Two quotes form the programme from Jarra Brown a MoD Police officer, he said, "It's 4-6 miles of so much dignity and respect for the fallen" and " People stop and get out of their cars, you go around the next corner and there are people there"

Here's a link to the BBCi programme http://www.bbc.co.uk/programmes/b0113fjt


Wootten Bassett resident Ken Scott is a 94-year-old World War II veteran who lost comrades in that conflict. Ken regularly stands on the high street to pay respect to the fallen and bring comfort to their families.



  1. Heart rending stuff, and all so young.

  2. Sad to hear a large part of history is gone...

  3. I haven't seen this doco, but I remember seeing a news story on the ABC (our equivalent of the BBC) on this town. Only a 2-3 minute story left me with lump in throat and tears in eyes. I don't think I could watch this documentary without piping my eye!

    It's great that in this cynical and party-political age, ordinary people can still do the decent thing by those who've made the ultimate sacrifice for their country.

  4. I only caught the last few minutes Ray so thanks for the iPlayer link. I'll watch it now as I'm just having breakfast. Hope i can hold the tears in!

    It just goes to show the tremendous public support that is just under the surface for the troops fighting and dying many a mile away. Occasionally this surfaces and the respect for the soldiers sacrifice held by most Britons becomes very obvious.

    It really brings tears to me eyes if I'm to be honest.


  5. Ray,I completely agree - it was an outstanding documentary. The final scenes, of Ken Scott going home and slowly completing the entry in his book of remembrance, were heartbreakingly sad and moving. A fine film of a remarkable tribute.

  6. Yeh, that last bit a very emotional, the old soldier, reading through the cards, as though he knew the people personally, a wonderful piece of TV.

  7. not allowed to watch it in Australia damn..

  8. Hi Ray

    A great catch mate

    Heart-rending, emotional, poignant, stirring and uplifting all at once.

    This should really be prime time TV not those crappy soaps/x-factors/so-called reality shows etc


  9. Good post, write about what you want, flex your authorly muscles. I am not watching TV and wouldn't know of this without your post.

  10. Hey I found the colour test and got a 16. That's on a 10.1 inch.

  11. cheers to a true warrior
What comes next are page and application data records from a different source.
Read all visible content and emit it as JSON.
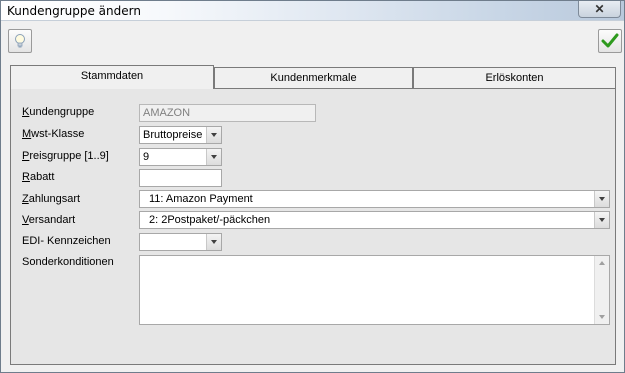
{
  "window": {
    "title": "Kundengruppe ändern",
    "close_label": "✕"
  },
  "toolbar": {
    "hint_icon": "lightbulb-icon",
    "ok_icon": "checkmark-icon"
  },
  "tabs": [
    {
      "label": "Stammdaten",
      "active": true
    },
    {
      "label": "Kundenmerkmale",
      "active": false
    },
    {
      "label": "Erlöskonten",
      "active": false
    }
  ],
  "form": {
    "kundengruppe": {
      "label_mn": "K",
      "label_rest": "undengruppe",
      "value": "AMAZON"
    },
    "mwst": {
      "label_mn": "M",
      "label_rest": "wst-Klasse",
      "value": "Bruttopreise"
    },
    "preisgruppe": {
      "label_mn": "P",
      "label_rest": "reisgruppe [1..9]",
      "value": "9"
    },
    "rabatt": {
      "label_mn": "R",
      "label_rest": "abatt",
      "value": ""
    },
    "zahlungsart": {
      "label_mn": "Z",
      "label_rest": "ahlungsart",
      "value": "11: Amazon Payment"
    },
    "versandart": {
      "label_mn": "V",
      "label_rest": "ersandart",
      "value": "2: 2Postpaket/-päckchen"
    },
    "edi": {
      "label": "EDI- Kennzeichen",
      "value": ""
    },
    "sonderkonditionen": {
      "label": "Sonderkonditionen",
      "value": ""
    }
  },
  "colors": {
    "ok_green": "#2e9a1e",
    "titlebar_end": "#b9c9dc"
  }
}
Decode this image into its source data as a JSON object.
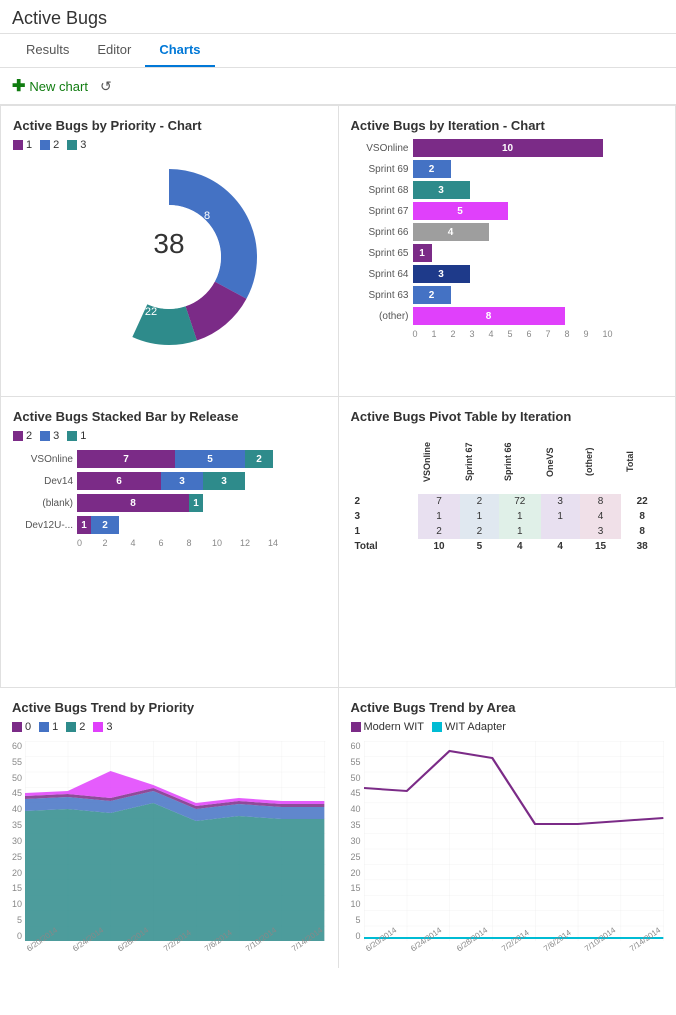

  12. you quit proud? it sounds like an interesting documentary.

  13. Very sad to see this, here in the states I do not ever recall ever seeing this as a civi or military man... probably even sadder...